A couple of years into my parents being in the United States, they finally met. They worked at a restaurant together and got to know one another. They ended up getting together and having my older brother and sister, then came me. They have been together for 33 years, which blows my mind.

About me!

Growing up I have always been seen as the baby of the family, because I was the youngest of three. I was always following what my parents and siblings would say because that was what seemed right at the time. However I sooner realized that I didn't want to do what they did, I had different aspirations and goals. This sometimes caused tension because no one could grasp what I wanted to do and why. For example, I wanted to go to an early college high school and my siblings would often tease me, because of how much homework I would get. This was weird to them because they went to traditional low-income high schools where teachers were just trying to get through the day. My parents also questioned this because it was further than my zoned school. However when I soon became closer to graduating high school with my associate's degree it finally clicked for them.

I graduated high school during COVID and that was very hard for me because I was burnt out with online learning. I decided to not attend college following high school and this shocked my parents. They saw how hard I worked in high school to get my associate's degree and couldn't understand why I didn't want to just finish. Decided to move out of my parents house at 18 and that was a lot for them to handle. This isn't common amongst our culture, for them your daughter moves out the house after being married. Being the only child to challenge their ideals has been hard but they are slowly realizing things are changing for the better

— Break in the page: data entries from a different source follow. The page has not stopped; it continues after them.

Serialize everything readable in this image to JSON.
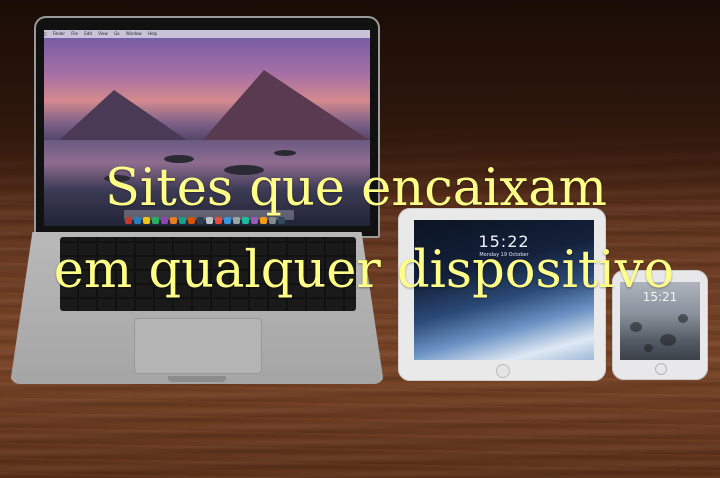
{
  "overlay": {
    "line1": "Sites que encaixam",
    "line2": "em qualquer dispositivo",
    "text_color": "#FFFF88"
  },
  "laptop": {
    "menubar": [
      "Finder",
      "File",
      "Edit",
      "View",
      "Go",
      "Window",
      "Help"
    ]
  },
  "ipad": {
    "time": "15:22",
    "date": "Monday 19 October"
  },
  "iphone": {
    "time": "15:21"
  }
}
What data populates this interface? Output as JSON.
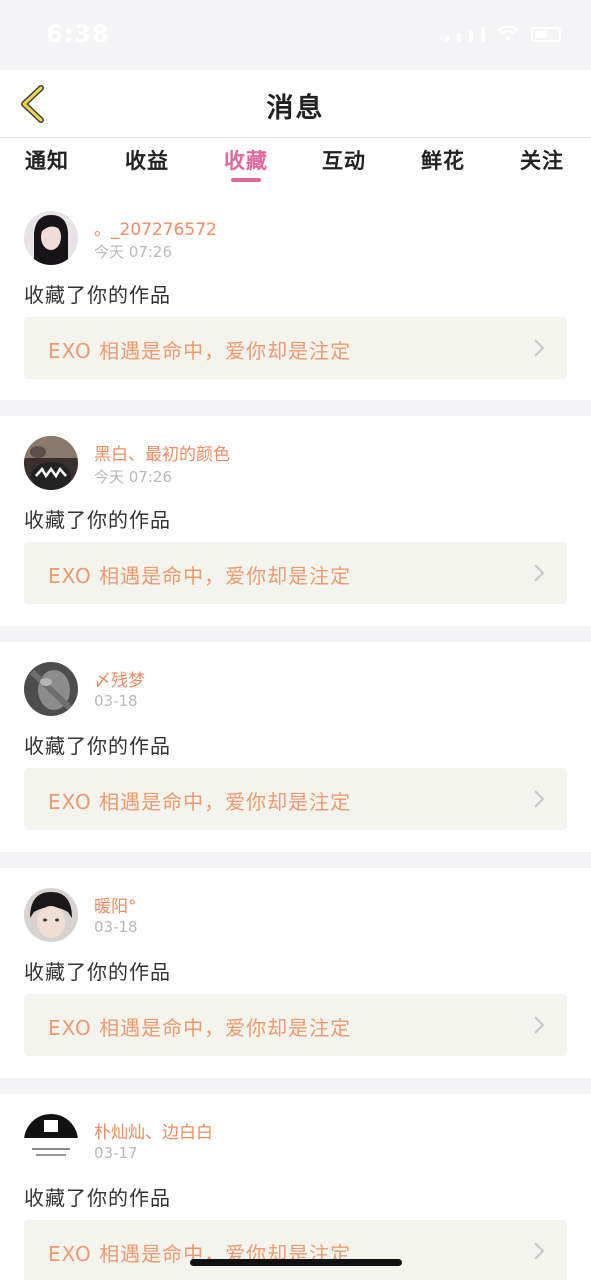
{
  "status_bar": {
    "time": "6:38"
  },
  "nav": {
    "title": "消息"
  },
  "tabs": [
    {
      "label": "通知"
    },
    {
      "label": "收益"
    },
    {
      "label": "收藏",
      "active": true
    },
    {
      "label": "互动"
    },
    {
      "label": "鲜花"
    },
    {
      "label": "关注"
    }
  ],
  "messages": [
    {
      "user": "。_207276572",
      "time": "今天 07:26",
      "action": "收藏了你的作品",
      "work": "EXO 相遇是命中，爱你却是注定"
    },
    {
      "user": "黑白、最初的颜色",
      "time": "今天 07:26",
      "action": "收藏了你的作品",
      "work": "EXO 相遇是命中，爱你却是注定"
    },
    {
      "user": "〆残梦",
      "time": "03-18",
      "action": "收藏了你的作品",
      "work": "EXO 相遇是命中，爱你却是注定"
    },
    {
      "user": "暖阳°",
      "time": "03-18",
      "action": "收藏了你的作品",
      "work": "EXO 相遇是命中，爱你却是注定"
    },
    {
      "user": "朴灿灿、边白白",
      "time": "03-17",
      "action": "收藏了你的作品",
      "work": "EXO 相遇是命中，爱你却是注定"
    }
  ],
  "colors": {
    "accent": "#e1689c",
    "username": "#ef8c63",
    "link_text": "#ef9a6e"
  }
}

After a year I decided to attend Texas State University to get my master's degree. This made my parents really happy to see me continue and meant that someone in our family would attend college. Texas State has a high Hispanic population which made me really happy to see. I am able to attend an institution with others like me. The first-generation students here are really proud to be here which made me proud in myself too. Being able to see my professors also being first-generation assured me I was in the right place. I can't wait to see what the future holds for me and what I can do for my family


Going to Mexico has been something I have always wanted since I was little. My brother was baptized there, and my sister got to go at 13 years old. However, when it came to my turn my parents have always been very hesitant. They explained to me how it had changed a lot since my siblings went that it was too much of a safety risk to send me. My main reason for me wanting to go is to meet my grandma and relatives. Sadly, my grandma passed away and I didn't get the chance to meet her. However, there always stayed the feeling of wanting to go. Luckily, the summer before college started, my mom surprised me with tickets to go with my uncle and their family. The timing couldn't have been better

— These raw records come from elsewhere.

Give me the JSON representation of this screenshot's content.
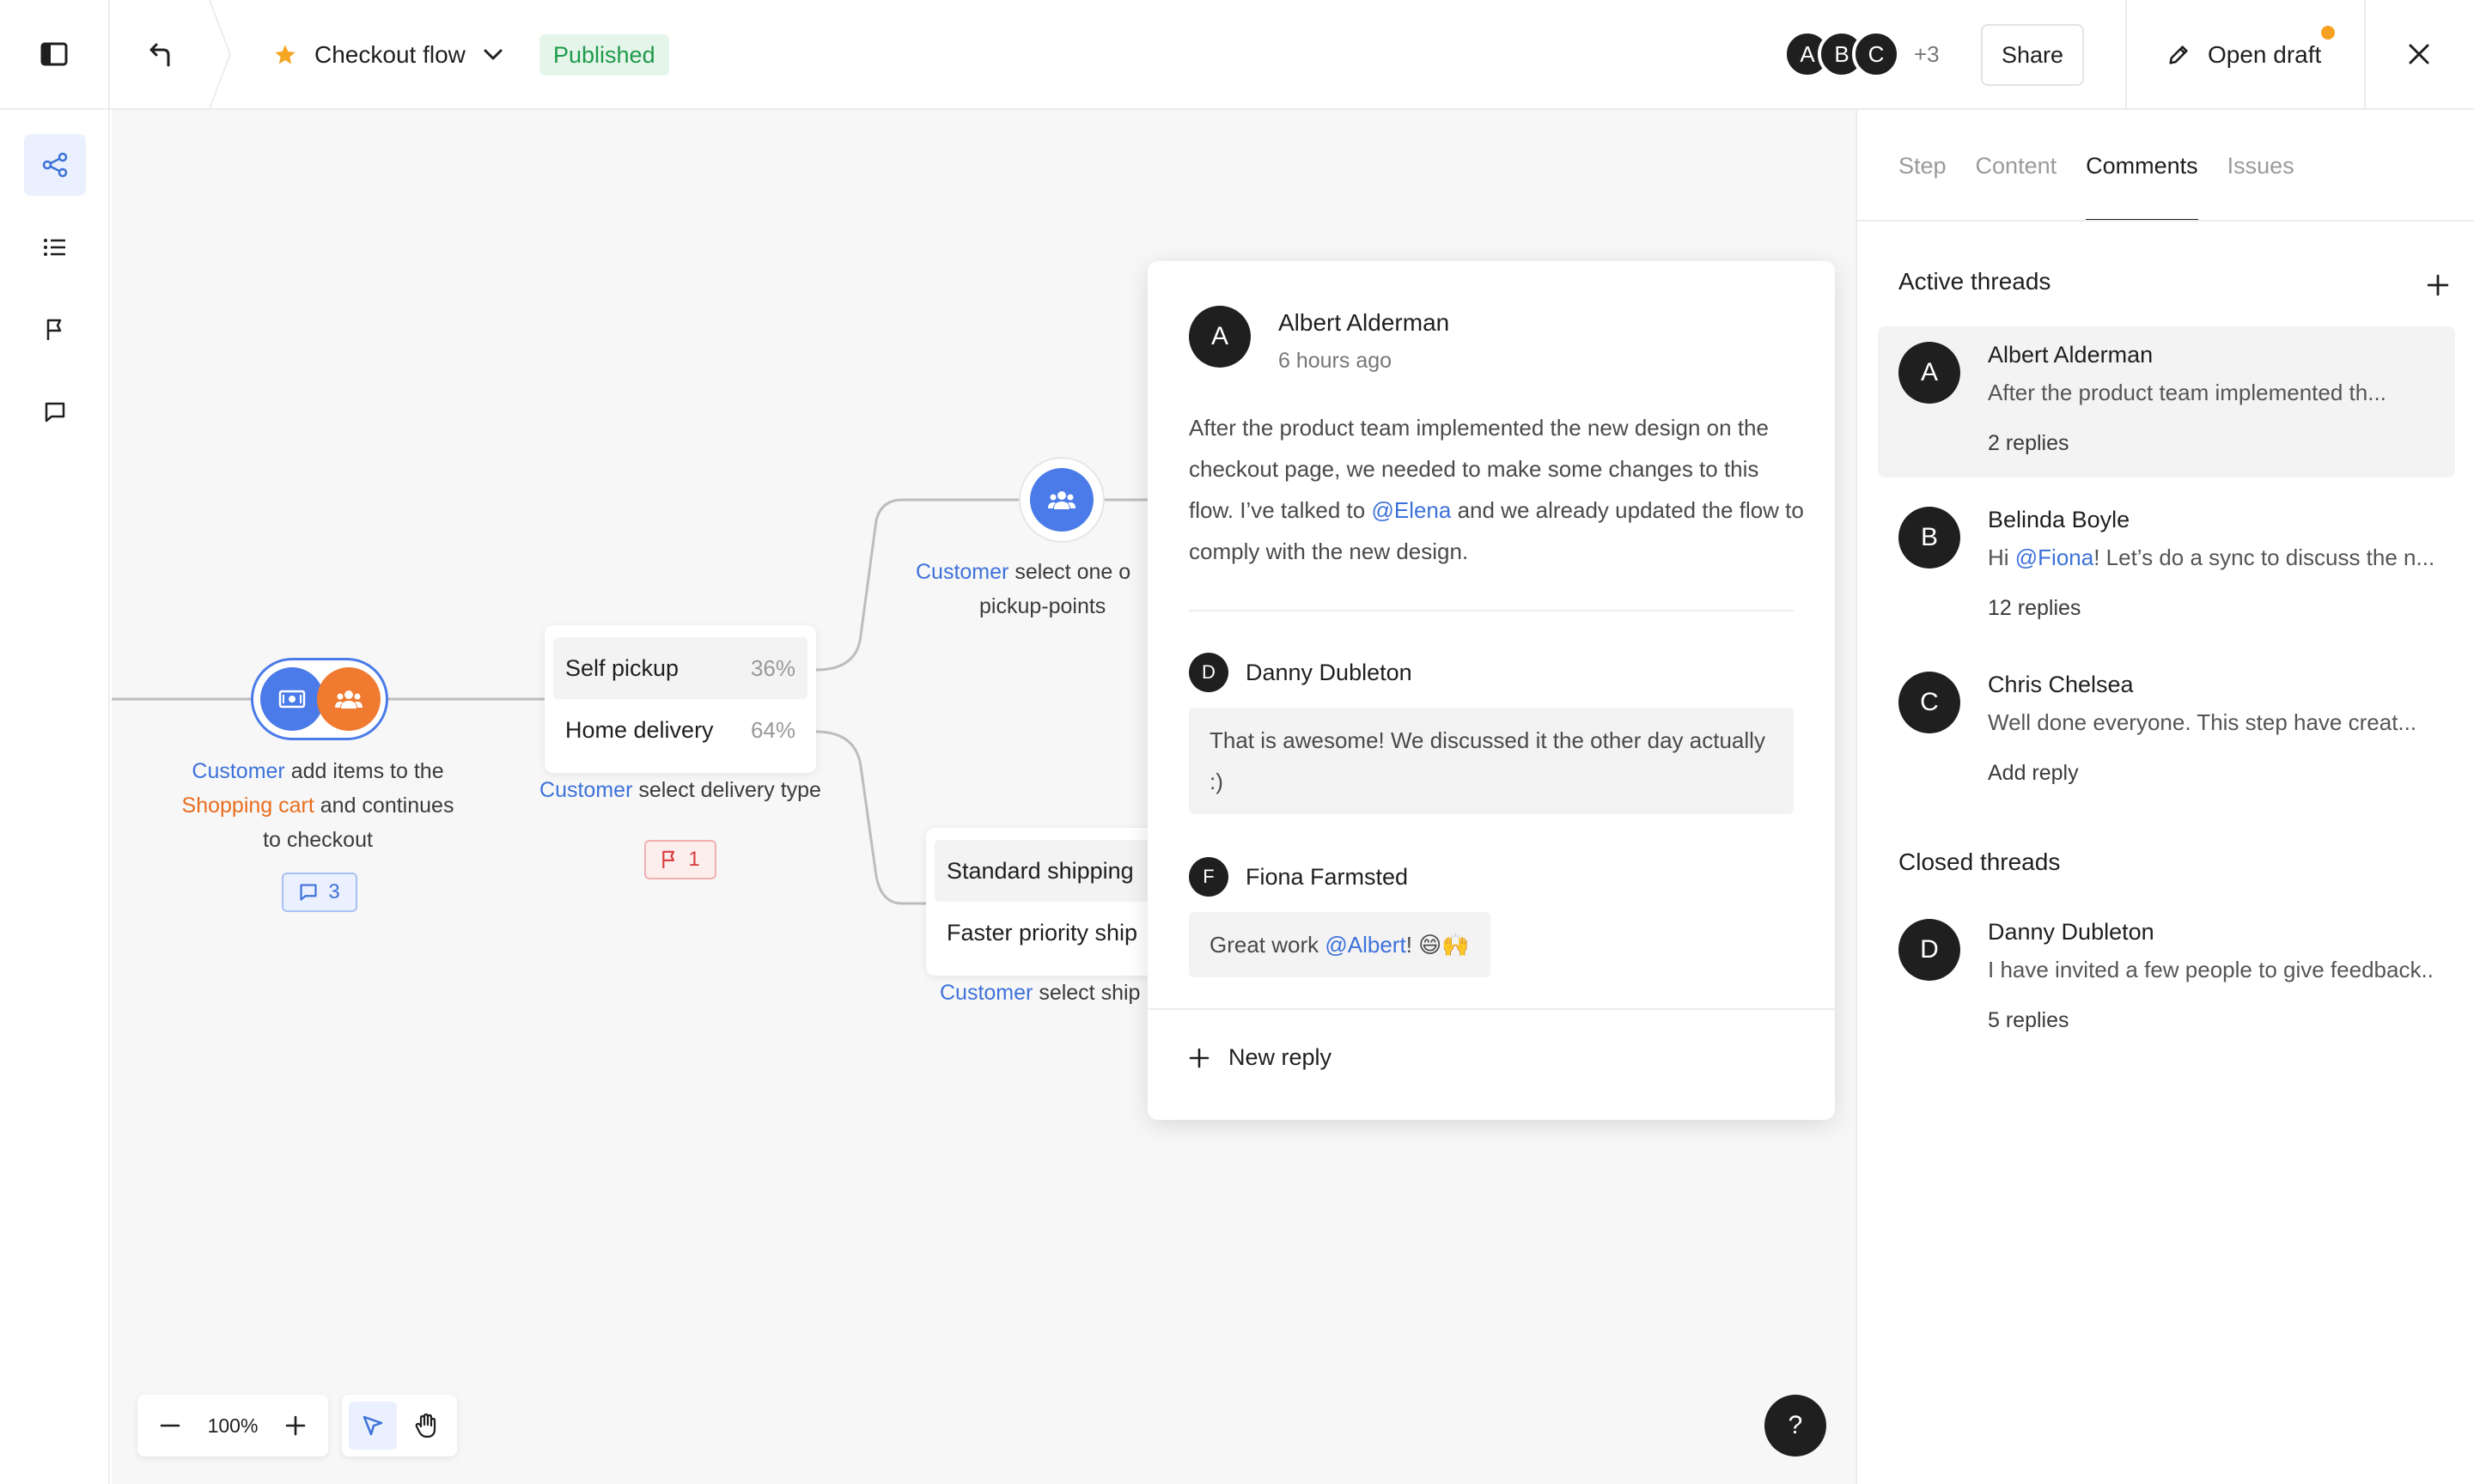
{
  "topbar": {
    "flow_title": "Checkout flow",
    "status": "Published",
    "collaborators": [
      "A",
      "B",
      "C"
    ],
    "collaborators_more": "+3",
    "share_label": "Share",
    "open_draft_label": "Open draft",
    "colors": {
      "published_bg": "#e6f5ea",
      "published_text": "#1e9a4a",
      "draft_dot": "#f5a020"
    }
  },
  "rail": {
    "items": [
      {
        "icon": "flow-diagram-icon",
        "active": true
      },
      {
        "icon": "list-icon",
        "active": false
      },
      {
        "icon": "flag-icon",
        "active": false
      },
      {
        "icon": "comment-icon",
        "active": false
      }
    ]
  },
  "canvas": {
    "colors": {
      "accent": "#4a7be8",
      "actor": "#3d72d9",
      "object": "#ea6d1e",
      "issue": "#d83b3b"
    },
    "node1": {
      "actor": "Customer",
      "text1": " add items to the",
      "object": "Shopping cart",
      "text2": " and continues",
      "text3": "to checkout",
      "comments_count": "3"
    },
    "node2": {
      "options": [
        {
          "label": "Self pickup",
          "pct": "36%"
        },
        {
          "label": "Home delivery",
          "pct": "64%"
        }
      ],
      "actor": "Customer",
      "text": " select delivery type",
      "issues_count": "1"
    },
    "node3": {
      "actor": "Customer",
      "text1": " select one o",
      "text2": "pickup-points"
    },
    "node4": {
      "options": [
        {
          "label": "Standard shipping"
        },
        {
          "label": "Faster priority ship"
        }
      ],
      "actor": "Customer",
      "text": " select ship"
    },
    "zoom": "100%",
    "help_label": "?"
  },
  "thread_popover": {
    "author_initial": "A",
    "author": "Albert Alderman",
    "time": "6 hours ago",
    "body_part1": "After the product team implemented the new design on the checkout page, we needed to make some changes to this flow. I’ve talked to ",
    "body_mention": "@Elena",
    "body_part2": " and we already updated the flow to comply with the new design.",
    "replies": [
      {
        "initial": "D",
        "author": "Danny Dubleton",
        "text": "That is awesome! We discussed it the other day actually :)"
      },
      {
        "initial": "F",
        "author": "Fiona Farmsted",
        "text_before": "Great work ",
        "mention": "@Albert",
        "text_after": "! 😄🙌"
      }
    ],
    "new_reply_label": "New reply"
  },
  "panel": {
    "tabs": [
      "Step",
      "Content",
      "Comments",
      "Issues"
    ],
    "active_tab": "Comments",
    "active_title": "Active threads",
    "closed_title": "Closed threads",
    "active_threads": [
      {
        "initial": "A",
        "name": "Albert Alderman",
        "preview": "After the product team implemented th...",
        "meta": "2 replies"
      },
      {
        "initial": "B",
        "name": "Belinda Boyle",
        "preview_before": "Hi ",
        "preview_mention": "@Fiona",
        "preview_after": "! Let’s do a sync to discuss the n...",
        "meta": "12 replies"
      },
      {
        "initial": "C",
        "name": "Chris Chelsea",
        "preview": "Well done everyone. This step have creat...",
        "meta": "Add reply"
      }
    ],
    "closed_threads": [
      {
        "initial": "D",
        "name": "Danny Dubleton",
        "preview": "I have invited a few people to give feedback...",
        "meta": "5 replies"
      }
    ]
  }
}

Being able to go on this trip healed a lot for me. I was always curious what the house my mom grew up in looked like. I would often go on google maps to catch a glimpse, but nothing beats the real thing. The street my mom was raised on is just filled with my aunts and cousins. I never was use to that being our family here isn't that big. I was able to go out with my aunt to go to the market or pick my cousins up from school. I also had the chance to visit my grandma's grave which I not only did for myself but for my mom.

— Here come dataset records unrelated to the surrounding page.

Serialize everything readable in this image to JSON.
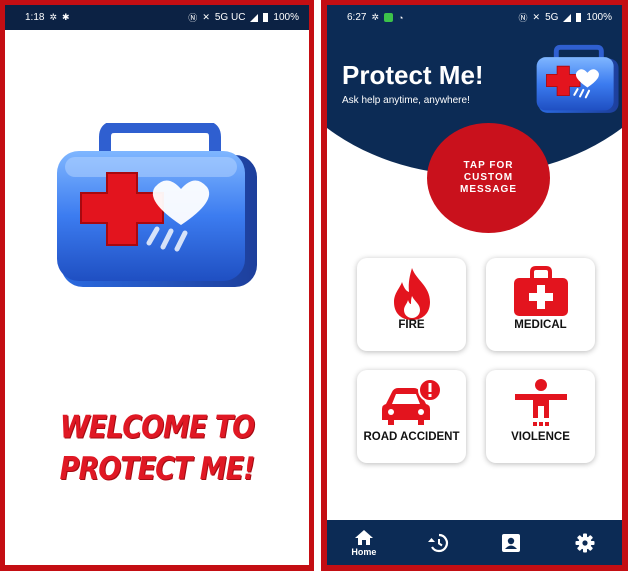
{
  "left_screen": {
    "status_bar": {
      "time": "1:18",
      "network": "5G UC",
      "battery": "100%"
    },
    "kit_icon": "first-aid-kit-icon",
    "welcome_text": "WELCOME TO PROTECT ME!"
  },
  "right_screen": {
    "status_bar": {
      "time": "6:27",
      "network": "5G",
      "battery": "100%"
    },
    "header": {
      "title": "Protect Me!",
      "subtitle": "Ask help anytime, anywhere!",
      "kit_icon": "first-aid-kit-icon"
    },
    "tap_button": {
      "label": "TAP FOR CUSTOM MESSAGE"
    },
    "emergency_cards": [
      {
        "label": "FIRE",
        "icon": "fire-icon"
      },
      {
        "label": "MEDICAL",
        "icon": "medical-kit-icon"
      },
      {
        "label": "ROAD ACCIDENT",
        "icon": "car-crash-icon"
      },
      {
        "label": "VIOLENCE",
        "icon": "person-alert-icon"
      }
    ],
    "bottom_nav": {
      "items": [
        {
          "label": "Home",
          "icon": "home-icon"
        },
        {
          "label": "",
          "icon": "history-icon"
        },
        {
          "label": "",
          "icon": "contacts-icon"
        },
        {
          "label": "",
          "icon": "settings-icon"
        }
      ]
    }
  },
  "colors": {
    "brand_red": "#c9111c",
    "navy": "#0c2b55",
    "welcome_red": "#e01824",
    "kit_blue": "#2f6ee6"
  }
}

Getting to meet my family in Mexico and having the chance to tell them I was going to college was so endearing. Everyone was so happy and couldn't even imagine what that would entail. I became more confident in who I was and where I came from. Getting to know what features and characteristics run in the family that I got. In addition, being able to see a new country and the beauties that come along with it.


I have shared my experience with being first-generation, and there are many other student with similar stories to mine. I decide to interview another student to get their perspective and see what it's like for them.

Final Thoughts!

Overall, Being first-generation has made me really proud of who I am and how I carry myself. I have been able to prove that my family can make it work.